What the task requires: Can you print the data exactly and leave out each image?

Collection entries
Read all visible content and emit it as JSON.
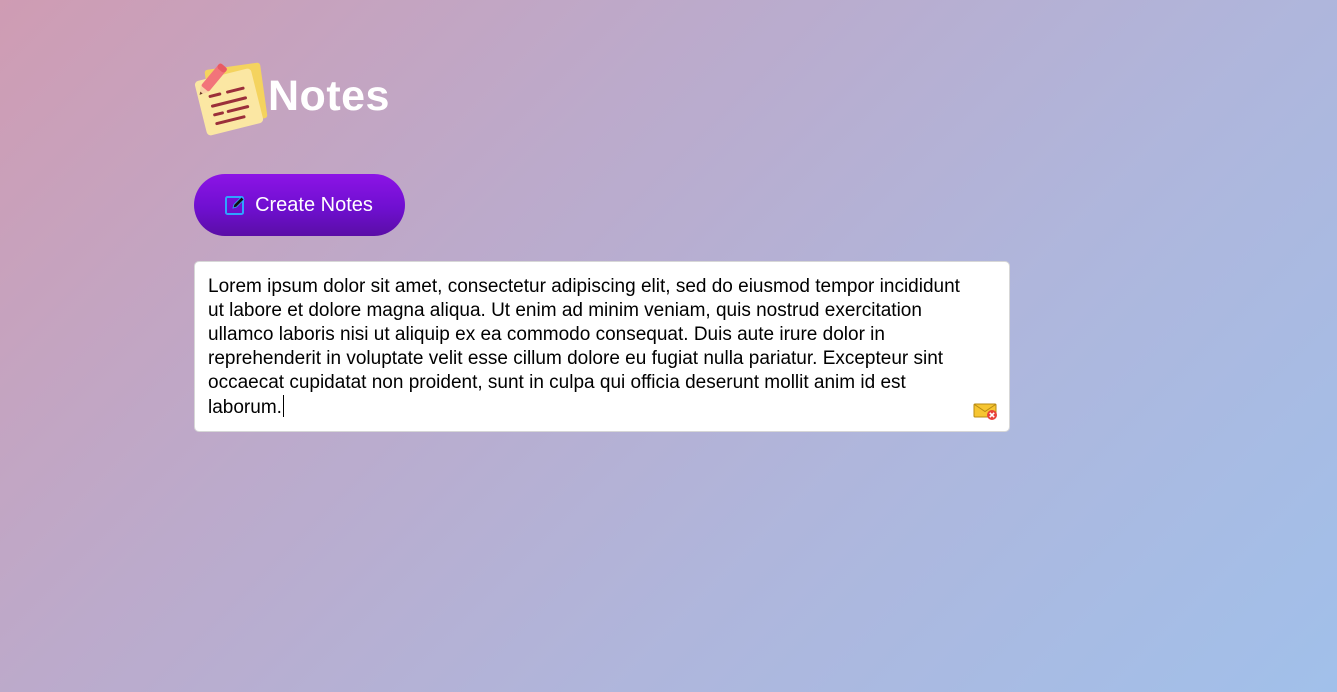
{
  "app": {
    "title": "Notes",
    "logo_icon": "sticky-note-pencil-icon"
  },
  "toolbar": {
    "create_label": "Create Notes",
    "create_icon": "edit-icon"
  },
  "notes": [
    {
      "text": "Lorem ipsum dolor sit amet, consectetur adipiscing elit, sed do eiusmod tempor incididunt ut labore et dolore magna aliqua. Ut enim ad minim veniam, quis nostrud exercitation ullamco laboris nisi ut aliquip ex ea commodo consequat. Duis aute irure dolor in reprehenderit in voluptate velit esse cillum dolore eu fugiat nulla pariatur. Excepteur sint occaecat cupidatat non proident, sunt in culpa qui officia deserunt mollit anim id est laborum.",
      "delete_icon": "delete-note-icon"
    }
  ],
  "colors": {
    "button_primary": "#7410d8",
    "title": "#ffffff",
    "note_bg": "#ffffff"
  }
}
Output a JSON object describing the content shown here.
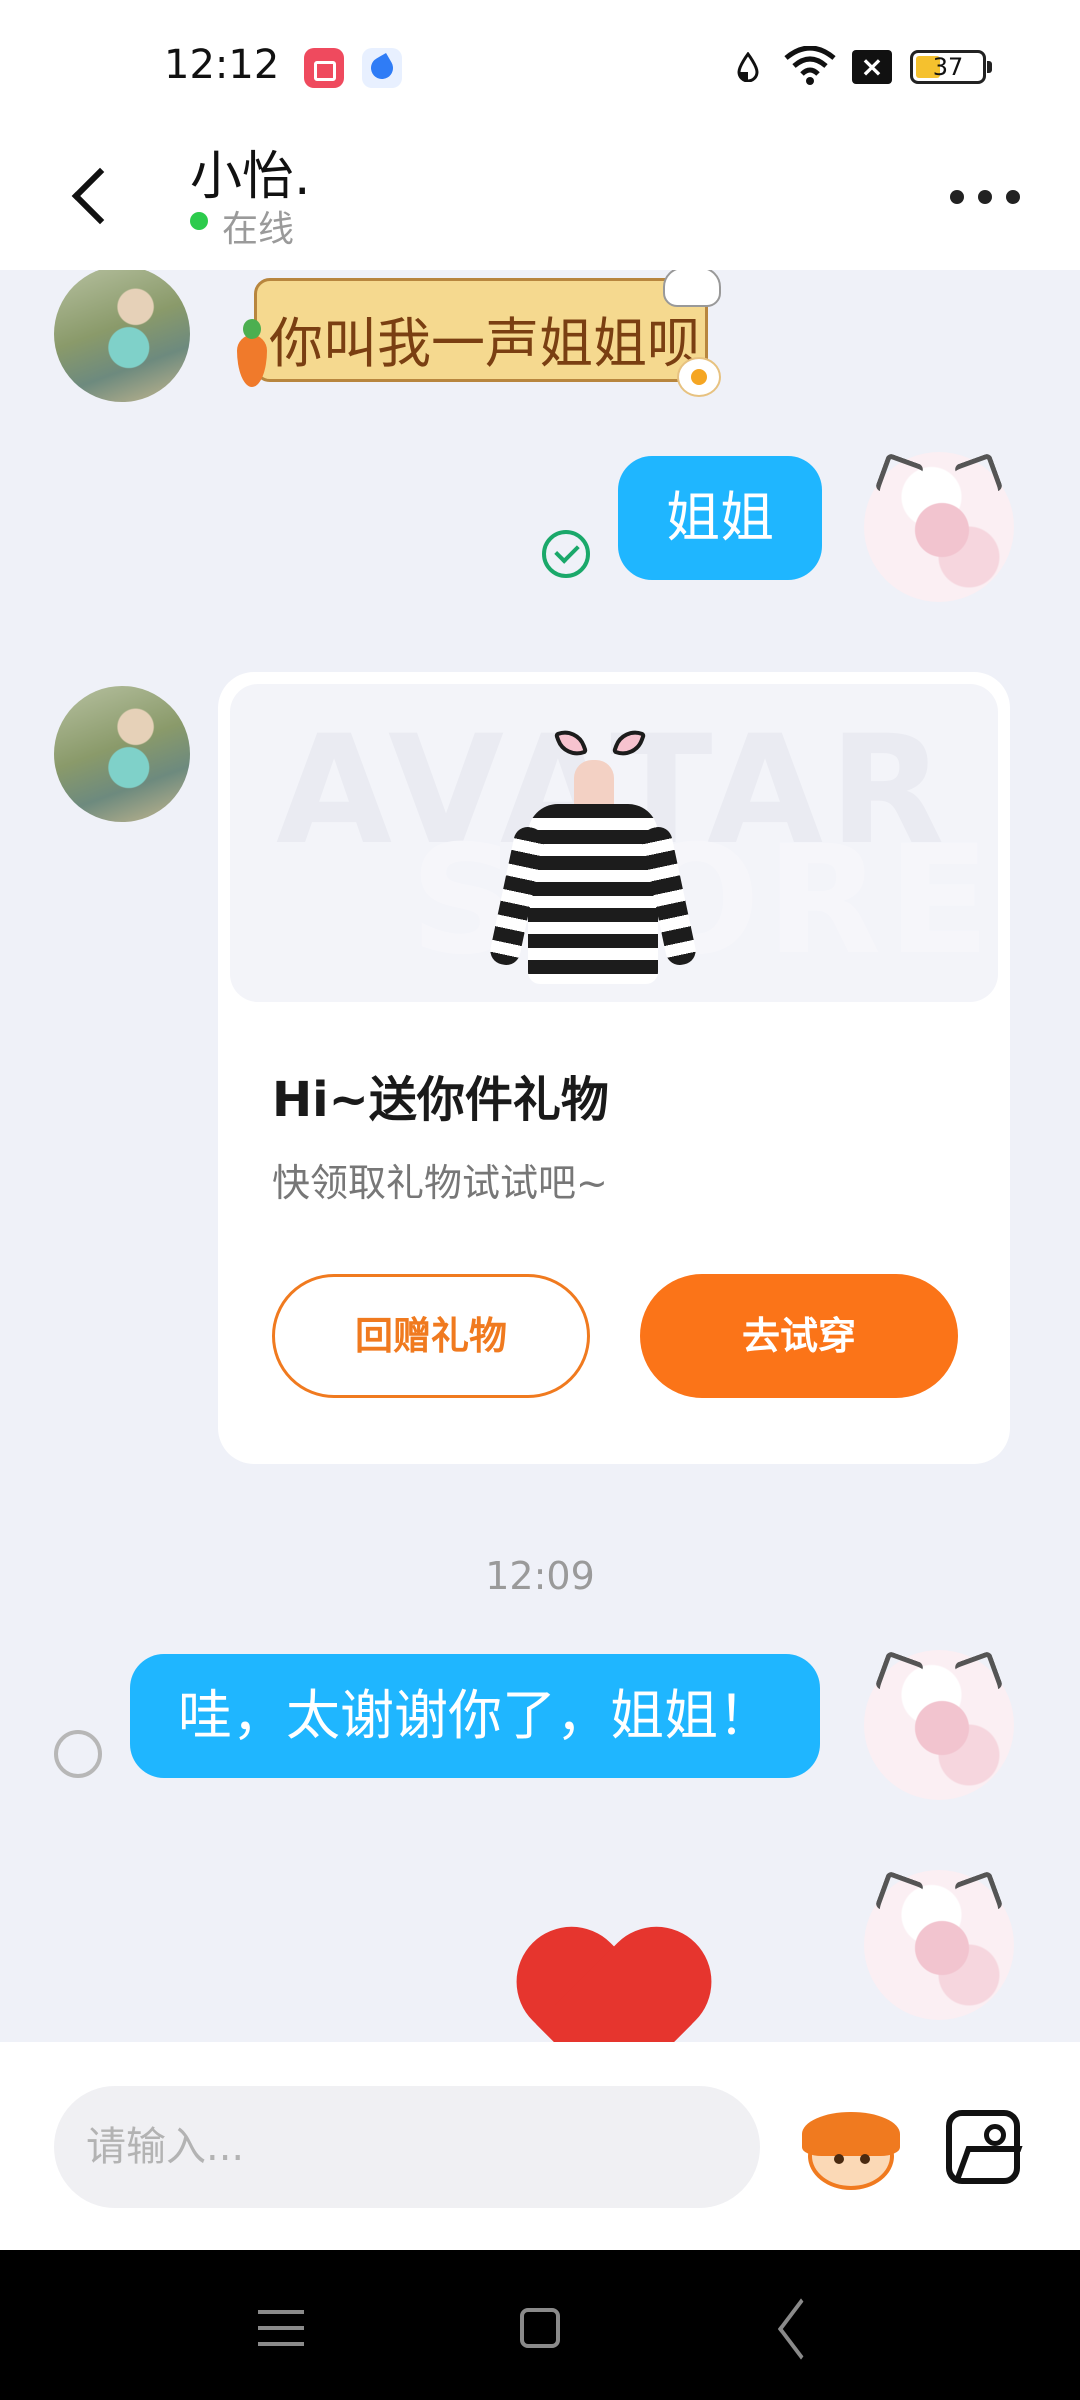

Response to the task:
Read all visible content and emit it as JSON.
{
  "app": {
    "title": "Notes",
    "logo_icon": "sticky-note-pencil-icon"
  },
  "toolbar": {
    "create_label": "Create Notes",
    "create_icon": "edit-icon"
  },
  "notes": [
    {
      "text": "Lorem ipsum dolor sit amet, consectetur adipiscing elit, sed do eiusmod tempor incididunt ut labore et dolore magna aliqua. Ut enim ad minim veniam, quis nostrud exercitation ullamco laboris nisi ut aliquip ex ea commodo consequat. Duis aute irure dolor in reprehenderit in voluptate velit esse cillum dolore eu fugiat nulla pariatur. Excepteur sint occaecat cupidatat non proident, sunt in culpa qui officia deserunt mollit anim id est laborum.",
      "delete_icon": "delete-note-icon"
    }
  ],
  "colors": {
    "button_primary": "#7410d8",
    "title": "#ffffff",
    "note_bg": "#ffffff"
  }
}
Output a JSON object describing the content shown here.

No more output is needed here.